Exercise aim
The pictures are to be dropped, and the records below are to be restated word for word.

Data about app and page elements
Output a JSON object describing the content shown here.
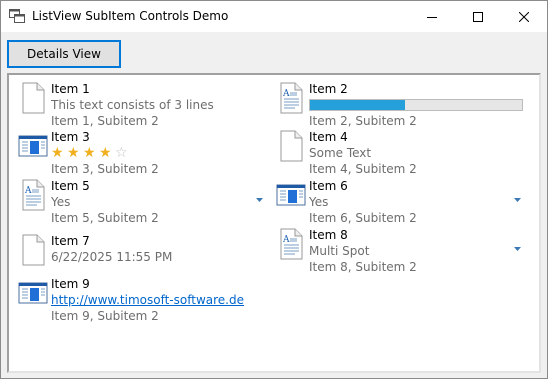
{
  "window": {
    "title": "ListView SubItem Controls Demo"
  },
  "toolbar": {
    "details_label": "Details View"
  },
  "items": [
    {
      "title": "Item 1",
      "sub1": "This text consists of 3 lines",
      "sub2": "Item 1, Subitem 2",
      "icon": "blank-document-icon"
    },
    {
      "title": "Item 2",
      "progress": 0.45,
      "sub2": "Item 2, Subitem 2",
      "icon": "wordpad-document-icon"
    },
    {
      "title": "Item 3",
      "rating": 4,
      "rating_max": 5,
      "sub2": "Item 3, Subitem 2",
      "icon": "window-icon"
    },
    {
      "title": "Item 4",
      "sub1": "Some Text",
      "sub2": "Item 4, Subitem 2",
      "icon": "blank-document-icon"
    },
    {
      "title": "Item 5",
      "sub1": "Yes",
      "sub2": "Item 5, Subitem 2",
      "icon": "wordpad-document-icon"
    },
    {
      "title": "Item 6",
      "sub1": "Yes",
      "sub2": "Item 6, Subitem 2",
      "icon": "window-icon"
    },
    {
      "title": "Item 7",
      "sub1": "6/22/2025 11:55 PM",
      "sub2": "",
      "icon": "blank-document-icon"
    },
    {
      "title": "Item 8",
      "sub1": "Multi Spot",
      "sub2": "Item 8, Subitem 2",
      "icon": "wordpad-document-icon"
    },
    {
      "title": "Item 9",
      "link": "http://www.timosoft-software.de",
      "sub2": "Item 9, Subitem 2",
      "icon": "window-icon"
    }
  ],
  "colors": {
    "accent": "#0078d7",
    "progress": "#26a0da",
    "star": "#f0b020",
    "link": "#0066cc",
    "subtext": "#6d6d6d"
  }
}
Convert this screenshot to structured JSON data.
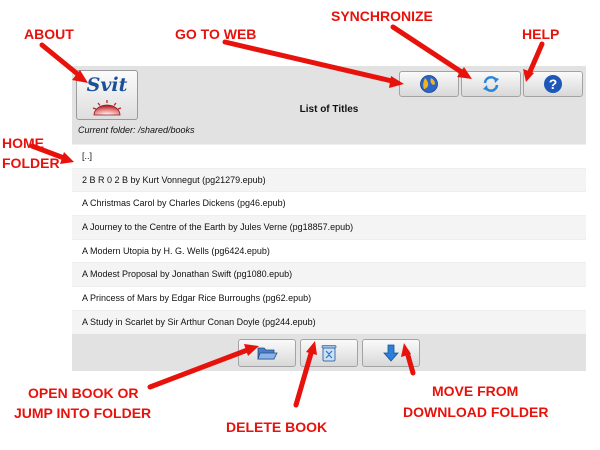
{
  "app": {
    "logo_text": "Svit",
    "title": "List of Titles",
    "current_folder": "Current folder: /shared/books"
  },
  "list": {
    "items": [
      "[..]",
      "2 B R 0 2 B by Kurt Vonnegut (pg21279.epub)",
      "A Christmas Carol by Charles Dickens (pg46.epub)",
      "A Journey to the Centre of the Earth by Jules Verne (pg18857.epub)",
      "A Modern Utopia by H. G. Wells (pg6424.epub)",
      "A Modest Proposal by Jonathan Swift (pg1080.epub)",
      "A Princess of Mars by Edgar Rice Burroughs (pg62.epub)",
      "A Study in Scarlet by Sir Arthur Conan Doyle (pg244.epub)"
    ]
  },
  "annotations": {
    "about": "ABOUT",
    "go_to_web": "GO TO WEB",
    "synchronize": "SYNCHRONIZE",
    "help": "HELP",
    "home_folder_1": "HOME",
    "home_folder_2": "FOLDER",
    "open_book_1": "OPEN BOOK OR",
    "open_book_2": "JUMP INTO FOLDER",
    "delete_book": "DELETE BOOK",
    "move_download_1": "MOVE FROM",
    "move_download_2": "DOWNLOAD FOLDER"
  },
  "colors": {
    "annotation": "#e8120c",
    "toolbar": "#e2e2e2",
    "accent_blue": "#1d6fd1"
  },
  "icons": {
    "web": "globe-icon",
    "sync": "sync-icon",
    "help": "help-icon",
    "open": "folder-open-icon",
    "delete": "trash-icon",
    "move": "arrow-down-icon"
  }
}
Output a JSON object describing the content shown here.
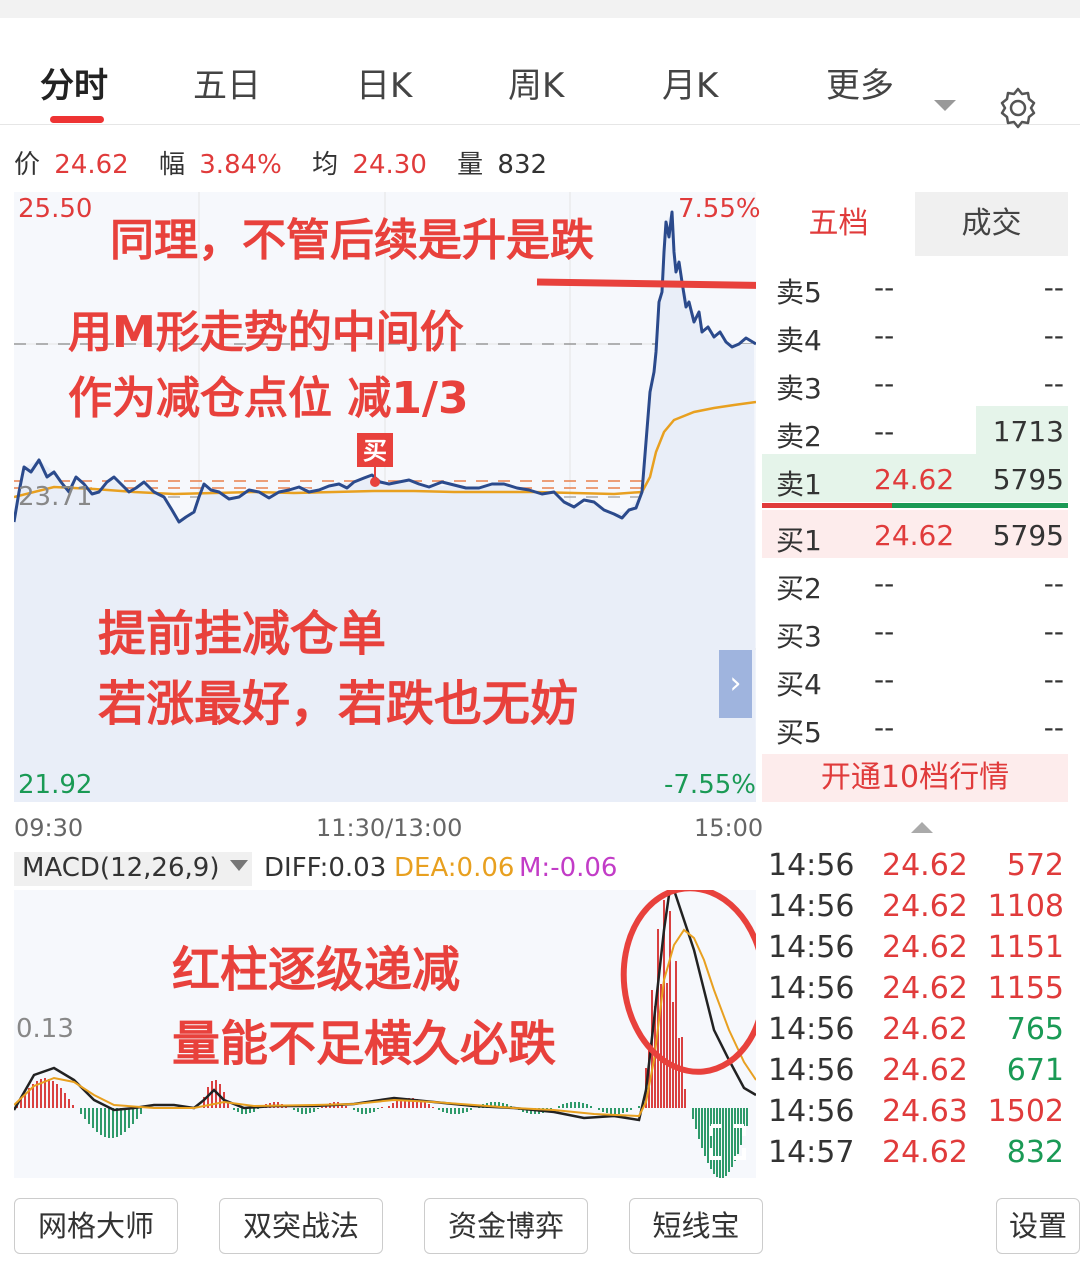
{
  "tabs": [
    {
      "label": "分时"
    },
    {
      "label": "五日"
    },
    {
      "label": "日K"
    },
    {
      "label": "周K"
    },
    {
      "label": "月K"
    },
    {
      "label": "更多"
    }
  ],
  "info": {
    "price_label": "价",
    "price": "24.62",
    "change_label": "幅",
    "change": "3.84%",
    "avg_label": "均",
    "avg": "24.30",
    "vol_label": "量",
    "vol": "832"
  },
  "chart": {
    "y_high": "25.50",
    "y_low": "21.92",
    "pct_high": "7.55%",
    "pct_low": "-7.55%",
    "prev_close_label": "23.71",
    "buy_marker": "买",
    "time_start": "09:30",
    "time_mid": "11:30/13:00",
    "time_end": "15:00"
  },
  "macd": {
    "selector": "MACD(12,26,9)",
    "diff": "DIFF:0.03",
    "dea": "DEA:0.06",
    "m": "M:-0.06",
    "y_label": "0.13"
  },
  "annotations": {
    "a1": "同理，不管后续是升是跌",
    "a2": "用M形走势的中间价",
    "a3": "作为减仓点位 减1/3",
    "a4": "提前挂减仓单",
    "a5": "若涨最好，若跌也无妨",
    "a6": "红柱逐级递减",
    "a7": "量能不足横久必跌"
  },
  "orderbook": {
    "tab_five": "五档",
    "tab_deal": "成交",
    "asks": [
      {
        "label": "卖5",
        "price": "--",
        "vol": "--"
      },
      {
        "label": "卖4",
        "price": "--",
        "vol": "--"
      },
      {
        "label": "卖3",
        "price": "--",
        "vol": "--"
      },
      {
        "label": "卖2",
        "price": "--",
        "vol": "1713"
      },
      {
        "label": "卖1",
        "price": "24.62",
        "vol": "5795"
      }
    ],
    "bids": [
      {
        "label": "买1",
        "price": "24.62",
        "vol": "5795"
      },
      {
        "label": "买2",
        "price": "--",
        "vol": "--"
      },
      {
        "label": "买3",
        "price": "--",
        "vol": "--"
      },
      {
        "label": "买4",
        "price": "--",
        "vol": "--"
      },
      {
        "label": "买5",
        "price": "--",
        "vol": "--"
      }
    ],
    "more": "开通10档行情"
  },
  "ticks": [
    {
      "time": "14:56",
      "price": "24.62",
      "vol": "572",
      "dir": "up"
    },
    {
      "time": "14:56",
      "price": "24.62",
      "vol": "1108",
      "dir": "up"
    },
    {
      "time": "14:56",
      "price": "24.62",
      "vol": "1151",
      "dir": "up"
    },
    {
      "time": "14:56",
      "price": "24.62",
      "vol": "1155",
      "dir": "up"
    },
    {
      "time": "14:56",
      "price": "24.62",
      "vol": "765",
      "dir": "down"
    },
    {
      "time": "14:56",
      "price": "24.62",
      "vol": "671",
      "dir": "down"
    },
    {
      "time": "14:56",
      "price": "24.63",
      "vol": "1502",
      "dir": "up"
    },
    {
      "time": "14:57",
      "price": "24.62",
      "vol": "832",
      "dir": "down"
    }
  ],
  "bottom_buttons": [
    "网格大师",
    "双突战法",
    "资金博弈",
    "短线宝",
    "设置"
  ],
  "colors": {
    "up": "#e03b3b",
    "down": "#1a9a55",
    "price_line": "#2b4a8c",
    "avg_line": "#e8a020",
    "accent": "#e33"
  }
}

Exercise result
Output a JSON object describing the content shown here.
{
  "window": {
    "title": "ListView SubItem Controls Demo"
  },
  "toolbar": {
    "details_label": "Details View"
  },
  "items": [
    {
      "title": "Item 1",
      "sub1": "This text consists of 3 lines",
      "sub2": "Item 1, Subitem 2",
      "icon": "blank-document-icon"
    },
    {
      "title": "Item 2",
      "progress": 0.45,
      "sub2": "Item 2, Subitem 2",
      "icon": "wordpad-document-icon"
    },
    {
      "title": "Item 3",
      "rating": 4,
      "rating_max": 5,
      "sub2": "Item 3, Subitem 2",
      "icon": "window-icon"
    },
    {
      "title": "Item 4",
      "sub1": "Some Text",
      "sub2": "Item 4, Subitem 2",
      "icon": "blank-document-icon"
    },
    {
      "title": "Item 5",
      "sub1": "Yes",
      "sub2": "Item 5, Subitem 2",
      "icon": "wordpad-document-icon"
    },
    {
      "title": "Item 6",
      "sub1": "Yes",
      "sub2": "Item 6, Subitem 2",
      "icon": "window-icon"
    },
    {
      "title": "Item 7",
      "sub1": "6/22/2025 11:55 PM",
      "sub2": "",
      "icon": "blank-document-icon"
    },
    {
      "title": "Item 8",
      "sub1": "Multi Spot",
      "sub2": "Item 8, Subitem 2",
      "icon": "wordpad-document-icon"
    },
    {
      "title": "Item 9",
      "link": "http://www.timosoft-software.de",
      "sub2": "Item 9, Subitem 2",
      "icon": "window-icon"
    }
  ],
  "colors": {
    "accent": "#0078d7",
    "progress": "#26a0da",
    "star": "#f0b020",
    "link": "#0066cc",
    "subtext": "#6d6d6d"
  }
}
Convert this screenshot to structured JSON data.
{
  "app": {
    "logo_text": "Svit",
    "title": "List of Titles",
    "current_folder": "Current folder: /shared/books"
  },
  "list": {
    "items": [
      "[..]",
      "2 B R 0 2 B by Kurt Vonnegut (pg21279.epub)",
      "A Christmas Carol by Charles Dickens (pg46.epub)",
      "A Journey to the Centre of the Earth by Jules Verne (pg18857.epub)",
      "A Modern Utopia by H. G. Wells (pg6424.epub)",
      "A Modest Proposal by Jonathan Swift (pg1080.epub)",
      "A Princess of Mars by Edgar Rice Burroughs (pg62.epub)",
      "A Study in Scarlet by Sir Arthur Conan Doyle (pg244.epub)"
    ]
  },
  "annotations": {
    "about": "ABOUT",
    "go_to_web": "GO TO WEB",
    "synchronize": "SYNCHRONIZE",
    "help": "HELP",
    "home_folder_1": "HOME",
    "home_folder_2": "FOLDER",
    "open_book_1": "OPEN BOOK OR",
    "open_book_2": "JUMP INTO FOLDER",
    "delete_book": "DELETE BOOK",
    "move_download_1": "MOVE FROM",
    "move_download_2": "DOWNLOAD FOLDER"
  },
  "colors": {
    "annotation": "#e8120c",
    "toolbar": "#e2e2e2",
    "accent_blue": "#1d6fd1"
  },
  "icons": {
    "web": "globe-icon",
    "sync": "sync-icon",
    "help": "help-icon",
    "open": "folder-open-icon",
    "delete": "trash-icon",
    "move": "arrow-down-icon"
  }
}
Output a JSON object describing the content shown here.
{
  "tabs": [
    {
      "label": "分时"
    },
    {
      "label": "五日"
    },
    {
      "label": "日K"
    },
    {
      "label": "周K"
    },
    {
      "label": "月K"
    },
    {
      "label": "更多"
    }
  ],
  "info": {
    "price_label": "价",
    "price": "24.62",
    "change_label": "幅",
    "change": "3.84%",
    "avg_label": "均",
    "avg": "24.30",
    "vol_label": "量",
    "vol": "832"
  },
  "chart": {
    "y_high": "25.50",
    "y_low": "21.92",
    "pct_high": "7.55%",
    "pct_low": "-7.55%",
    "prev_close_label": "23.71",
    "buy_marker": "买",
    "time_start": "09:30",
    "time_mid": "11:30/13:00",
    "time_end": "15:00"
  },
  "macd": {
    "selector": "MACD(12,26,9)",
    "diff": "DIFF:0.03",
    "dea": "DEA:0.06",
    "m": "M:-0.06",
    "y_label": "0.13"
  },
  "annotations": {
    "a1": "同理，不管后续是升是跌",
    "a2": "用M形走势的中间价",
    "a3": "作为减仓点位 减1/3",
    "a4": "提前挂减仓单",
    "a5": "若涨最好，若跌也无妨",
    "a6": "红柱逐级递减",
    "a7": "量能不足横久必跌"
  },
  "orderbook": {
    "tab_five": "五档",
    "tab_deal": "成交",
    "asks": [
      {
        "label": "卖5",
        "price": "--",
        "vol": "--"
      },
      {
        "label": "卖4",
        "price": "--",
        "vol": "--"
      },
      {
        "label": "卖3",
        "price": "--",
        "vol": "--"
      },
      {
        "label": "卖2",
        "price": "--",
        "vol": "1713"
      },
      {
        "label": "卖1",
        "price": "24.62",
        "vol": "5795"
      }
    ],
    "bids": [
      {
        "label": "买1",
        "price": "24.62",
        "vol": "5795"
      },
      {
        "label": "买2",
        "price": "--",
        "vol": "--"
      },
      {
        "label": "买3",
        "price": "--",
        "vol": "--"
      },
      {
        "label": "买4",
        "price": "--",
        "vol": "--"
      },
      {
        "label": "买5",
        "price": "--",
        "vol": "--"
      }
    ],
    "more": "开通10档行情"
  },
  "ticks": [
    {
      "time": "14:56",
      "price": "24.62",
      "vol": "572",
      "dir": "up"
    },
    {
      "time": "14:56",
      "price": "24.62",
      "vol": "1108",
      "dir": "up"
    },
    {
      "time": "14:56",
      "price": "24.62",
      "vol": "1151",
      "dir": "up"
    },
    {
      "time": "14:56",
      "price": "24.62",
      "vol": "1155",
      "dir": "up"
    },
    {
      "time": "14:56",
      "price": "24.62",
      "vol": "765",
      "dir": "down"
    },
    {
      "time": "14:56",
      "price": "24.62",
      "vol": "671",
      "dir": "down"
    },
    {
      "time": "14:56",
      "price": "24.63",
      "vol": "1502",
      "dir": "up"
    },
    {
      "time": "14:57",
      "price": "24.62",
      "vol": "832",
      "dir": "down"
    }
  ],
  "bottom_buttons": [
    "网格大师",
    "双突战法",
    "资金博弈",
    "短线宝",
    "设置"
  ],
  "colors": {
    "up": "#e03b3b",
    "down": "#1a9a55",
    "price_line": "#2b4a8c",
    "avg_line": "#e8a020",
    "accent": "#e33"
  }
}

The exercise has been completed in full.